Before we begin, let me say that the key reason to incorporate or form an LLC is to limit the liability of the owners and shield personal finances from that of the business. But inevitably, questions about incorporating typically boil down to a single topic…taxes.
Whether it’s reducing self-employment taxes or looking to avoid that ‘double taxation’ whammy, business owners ponder which legal structure is right for their business and financial situation. In a previous article, I discussed the issue of double taxation and the S Corporation’s pass-through tax treatment.
But there are other tax implications involved when picking a business structure. And here I’d like to focus on how business deductions and employee benefits are affected by your legal structure:
A C Corporation can deduct 100% of the health insurance it pays for its employees, including those employees who are shareholders. The corporation can also fully deduct the costs of any medical reimbursement plan. And employees of a C Corporation are not taxed on the health benefits they receive.
With the S Corporation (and LLC that has elected pass-through tax treatment), it’s a different story. In an S Corporation, 2% or greater shareholders are not considered employees. Note: The term 2% shareholder refers to someone who directly or indirectly owns more than 2% of the corporation’s stock or owns stock with more than 2% of the voting power, at any time during the year. The health insurance of a 2% shareholder isn’t deductible by the corporation unless it’s included on the shareholder-employee’s W2. This means that these shareholders will need to pay taxes on their medical benefits ? however, they may be entitled to deduct those medial expenses on their personal tax returns.

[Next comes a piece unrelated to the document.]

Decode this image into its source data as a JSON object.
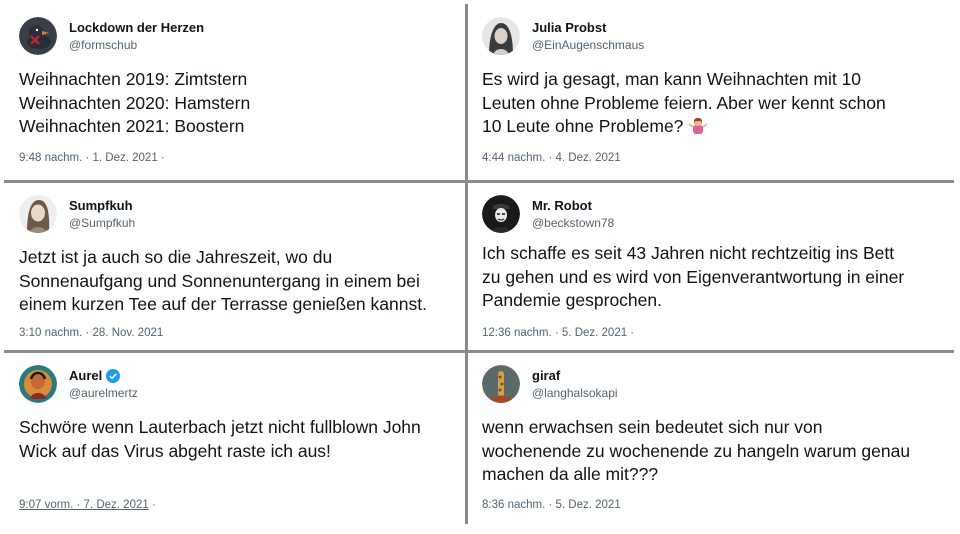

If you find yourself in this situation, please take the time to make sure you’ve set up your policy and reimbursements correctly. For example, the healthcare policy can be in the name of the S Corporation and the S Corporation can pay the premiums and report the premium amounts as W2 wages. Or, if the policy is in your own name (and you pay the premiums yourself), the S Corporation must reimburse you and report the premium amount on the W2 wages.

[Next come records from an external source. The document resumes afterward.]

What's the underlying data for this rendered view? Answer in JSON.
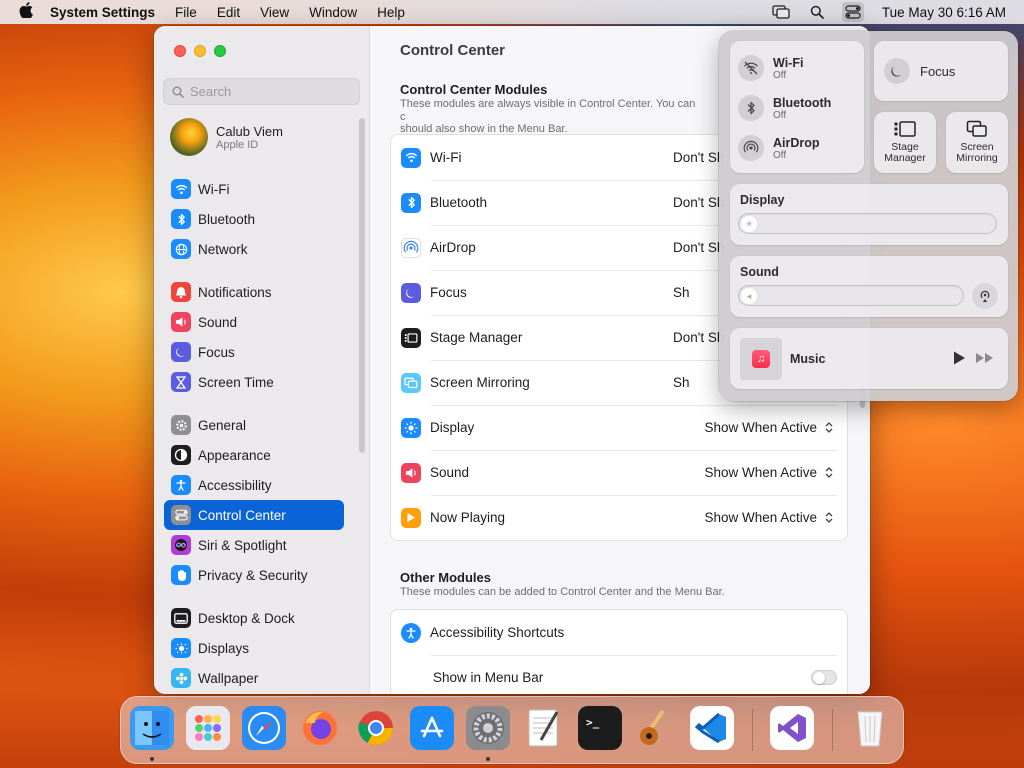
{
  "menubar": {
    "app_name": "System Settings",
    "menus": [
      "File",
      "Edit",
      "View",
      "Window",
      "Help"
    ],
    "clock": "Tue May 30  6:16 AM"
  },
  "sidebar": {
    "search_placeholder": "Search",
    "user": {
      "name": "Calub Viem",
      "subtitle": "Apple ID"
    },
    "groups": [
      [
        {
          "label": "Wi-Fi",
          "icon": "wifi-icon",
          "color": "#1a8cff"
        },
        {
          "label": "Bluetooth",
          "icon": "bluetooth-icon",
          "color": "#1a8cff"
        },
        {
          "label": "Network",
          "icon": "globe-icon",
          "color": "#1a8cff"
        }
      ],
      [
        {
          "label": "Notifications",
          "icon": "bell-icon",
          "color": "#f0443c"
        },
        {
          "label": "Sound",
          "icon": "speaker-icon",
          "color": "#f0445e"
        },
        {
          "label": "Focus",
          "icon": "moon-icon",
          "color": "#5c5ce0"
        },
        {
          "label": "Screen Time",
          "icon": "hourglass-icon",
          "color": "#5c5ce0"
        }
      ],
      [
        {
          "label": "General",
          "icon": "gear-icon",
          "color": "#8e8e93"
        },
        {
          "label": "Appearance",
          "icon": "appearance-icon",
          "color": "#1d1d1f"
        },
        {
          "label": "Accessibility",
          "icon": "accessibility-icon",
          "color": "#1a8cff"
        },
        {
          "label": "Control Center",
          "icon": "control-center-icon",
          "color": "#8e8e93",
          "selected": true
        },
        {
          "label": "Siri & Spotlight",
          "icon": "siri-icon",
          "color": "#b03cd6"
        },
        {
          "label": "Privacy & Security",
          "icon": "hand-icon",
          "color": "#1a8cff"
        }
      ],
      [
        {
          "label": "Desktop & Dock",
          "icon": "dock-icon",
          "color": "#1d1d1f"
        },
        {
          "label": "Displays",
          "icon": "display-icon",
          "color": "#1a8cff"
        },
        {
          "label": "Wallpaper",
          "icon": "wallpaper-icon",
          "color": "#38b6f0"
        }
      ]
    ]
  },
  "main": {
    "title": "Control Center",
    "modules": {
      "title": "Control Center Modules",
      "desc": "These modules are always visible in Control Center. You can c\nshould also show in the Menu Bar.",
      "rows": [
        {
          "label": "Wi-Fi",
          "value": "Don't Sh",
          "icon": "wifi-icon",
          "color": "#1a8cff",
          "stepper": false
        },
        {
          "label": "Bluetooth",
          "value": "Don't Sh",
          "icon": "bluetooth-icon",
          "color": "#1a8cff",
          "stepper": false
        },
        {
          "label": "AirDrop",
          "value": "Don't Sh",
          "icon": "airdrop-icon",
          "color": "#ffffff",
          "stepper": false
        },
        {
          "label": "Focus",
          "value": "Sh",
          "icon": "moon-icon",
          "color": "#5c5ce0",
          "stepper": false
        },
        {
          "label": "Stage Manager",
          "value": "Don't Sh",
          "icon": "stage-manager-icon",
          "color": "#1d1d1f",
          "stepper": false
        },
        {
          "label": "Screen Mirroring",
          "value": "Sh",
          "icon": "screen-mirroring-icon",
          "color": "#5ac8fa",
          "stepper": false
        },
        {
          "label": "Display",
          "value": "Show When Active",
          "icon": "sun-icon",
          "color": "#1a8cff",
          "stepper": true
        },
        {
          "label": "Sound",
          "value": "Show When Active",
          "icon": "speaker-icon",
          "color": "#f0445e",
          "stepper": true
        },
        {
          "label": "Now Playing",
          "value": "Show When Active",
          "icon": "play-icon",
          "color": "#ff9f0a",
          "stepper": true
        }
      ]
    },
    "other": {
      "title": "Other Modules",
      "desc": "These modules can be added to Control Center and the Menu Bar.",
      "rows": [
        {
          "label": "Accessibility Shortcuts",
          "icon": "accessibility-icon",
          "color": "#1a8cff"
        },
        {
          "label": "Show in Menu Bar",
          "toggle": false
        }
      ]
    }
  },
  "control_center": {
    "connectivity": [
      {
        "name": "Wi-Fi",
        "state": "Off",
        "icon": "wifi-off-icon"
      },
      {
        "name": "Bluetooth",
        "state": "Off",
        "icon": "bluetooth-icon"
      },
      {
        "name": "AirDrop",
        "state": "Off",
        "icon": "airdrop-icon"
      }
    ],
    "focus_label": "Focus",
    "stage_manager_label": "Stage\nManager",
    "screen_mirroring_label": "Screen\nMirroring",
    "display_label": "Display",
    "sound_label": "Sound",
    "music_label": "Music"
  },
  "dock": {
    "apps": [
      {
        "name": "Finder",
        "icon": "finder-icon",
        "color": "#3a9af0",
        "running": true
      },
      {
        "name": "Launchpad",
        "icon": "launchpad-icon",
        "color": "#e8e8ee",
        "running": false
      },
      {
        "name": "Safari",
        "icon": "safari-icon",
        "color": "#2a8cf2",
        "running": false
      },
      {
        "name": "Firefox",
        "icon": "firefox-icon",
        "color": "#ff7139",
        "running": false
      },
      {
        "name": "Chrome",
        "icon": "chrome-icon",
        "color": "#ffffff",
        "running": false
      },
      {
        "name": "App Store",
        "icon": "app-store-icon",
        "color": "#1b8cf5",
        "running": false
      },
      {
        "name": "System Settings",
        "icon": "system-settings-icon",
        "color": "#8a8a8f",
        "running": true
      },
      {
        "name": "TextEdit",
        "icon": "textedit-icon",
        "color": "#f5f5f5",
        "running": false
      },
      {
        "name": "Terminal",
        "icon": "terminal-icon",
        "color": "#1c1c1e",
        "running": false
      },
      {
        "name": "GarageBand",
        "icon": "garageband-icon",
        "color": "#5a3a1e",
        "running": false
      },
      {
        "name": "VS Code",
        "icon": "vscode-icon",
        "color": "#ffffff",
        "running": false
      },
      {
        "name": "Visual Studio",
        "icon": "visual-studio-icon",
        "color": "#ffffff",
        "running": false
      },
      {
        "name": "Trash",
        "icon": "trash-icon",
        "color": "#e6e6ea",
        "running": false
      }
    ]
  }
}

In addition, be aware that you’ll need to make the same coverage benefits (this holds true for retirement plans and other benefits as well) to all employees within the same classification. You can offer different plans to different classes of employees (i.e. full-time workers, part-time workers, salaried workers, hourly workers), but you must treat everyone within the same classification consistently.

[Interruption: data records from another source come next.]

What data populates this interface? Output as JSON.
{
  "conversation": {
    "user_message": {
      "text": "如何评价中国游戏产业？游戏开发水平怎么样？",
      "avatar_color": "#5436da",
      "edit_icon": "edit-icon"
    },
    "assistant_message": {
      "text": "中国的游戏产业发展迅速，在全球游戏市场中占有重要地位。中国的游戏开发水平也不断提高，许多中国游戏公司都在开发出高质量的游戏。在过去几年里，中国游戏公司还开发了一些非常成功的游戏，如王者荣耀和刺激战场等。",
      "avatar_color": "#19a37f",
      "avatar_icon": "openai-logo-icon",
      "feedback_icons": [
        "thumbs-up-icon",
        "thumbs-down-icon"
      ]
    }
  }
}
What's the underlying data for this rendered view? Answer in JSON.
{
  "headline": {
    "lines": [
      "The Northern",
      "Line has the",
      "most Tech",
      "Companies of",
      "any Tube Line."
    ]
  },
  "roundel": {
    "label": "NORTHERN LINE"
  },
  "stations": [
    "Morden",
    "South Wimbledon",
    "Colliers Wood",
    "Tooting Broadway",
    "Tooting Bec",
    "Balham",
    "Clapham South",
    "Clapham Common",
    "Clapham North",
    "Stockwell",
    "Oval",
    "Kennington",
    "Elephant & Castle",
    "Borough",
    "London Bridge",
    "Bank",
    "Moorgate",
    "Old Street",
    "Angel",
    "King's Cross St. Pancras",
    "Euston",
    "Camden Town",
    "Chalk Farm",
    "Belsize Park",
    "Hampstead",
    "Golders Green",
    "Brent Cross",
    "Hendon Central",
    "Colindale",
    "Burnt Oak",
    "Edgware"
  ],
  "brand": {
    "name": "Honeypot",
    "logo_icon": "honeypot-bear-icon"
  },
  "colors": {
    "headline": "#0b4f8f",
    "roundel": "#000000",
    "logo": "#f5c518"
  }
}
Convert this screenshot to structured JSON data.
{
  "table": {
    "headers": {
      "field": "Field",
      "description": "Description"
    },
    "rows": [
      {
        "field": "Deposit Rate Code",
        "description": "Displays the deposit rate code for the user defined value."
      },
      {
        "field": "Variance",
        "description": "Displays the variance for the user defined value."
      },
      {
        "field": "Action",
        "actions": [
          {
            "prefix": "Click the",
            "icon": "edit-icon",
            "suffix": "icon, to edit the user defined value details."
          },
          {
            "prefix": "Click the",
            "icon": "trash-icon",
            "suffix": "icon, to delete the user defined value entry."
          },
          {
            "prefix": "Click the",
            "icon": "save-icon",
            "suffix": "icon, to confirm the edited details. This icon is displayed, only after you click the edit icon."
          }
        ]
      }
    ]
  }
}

Both C Corporations and S Corporations can offer retirement plans to employees, including shareholder employees. Examples include: SEP plans (where the Corp can make large contributions to employee IRAs), Simple IRAs (with low employee contributions and employer matching contributions), and 401K (with higher contribution limits). However, be aware that in the S Corporation, shareholder employees receive retirement plan benefits based on earned W2 income, and not their shares of the corporation profit (in the form of dividends).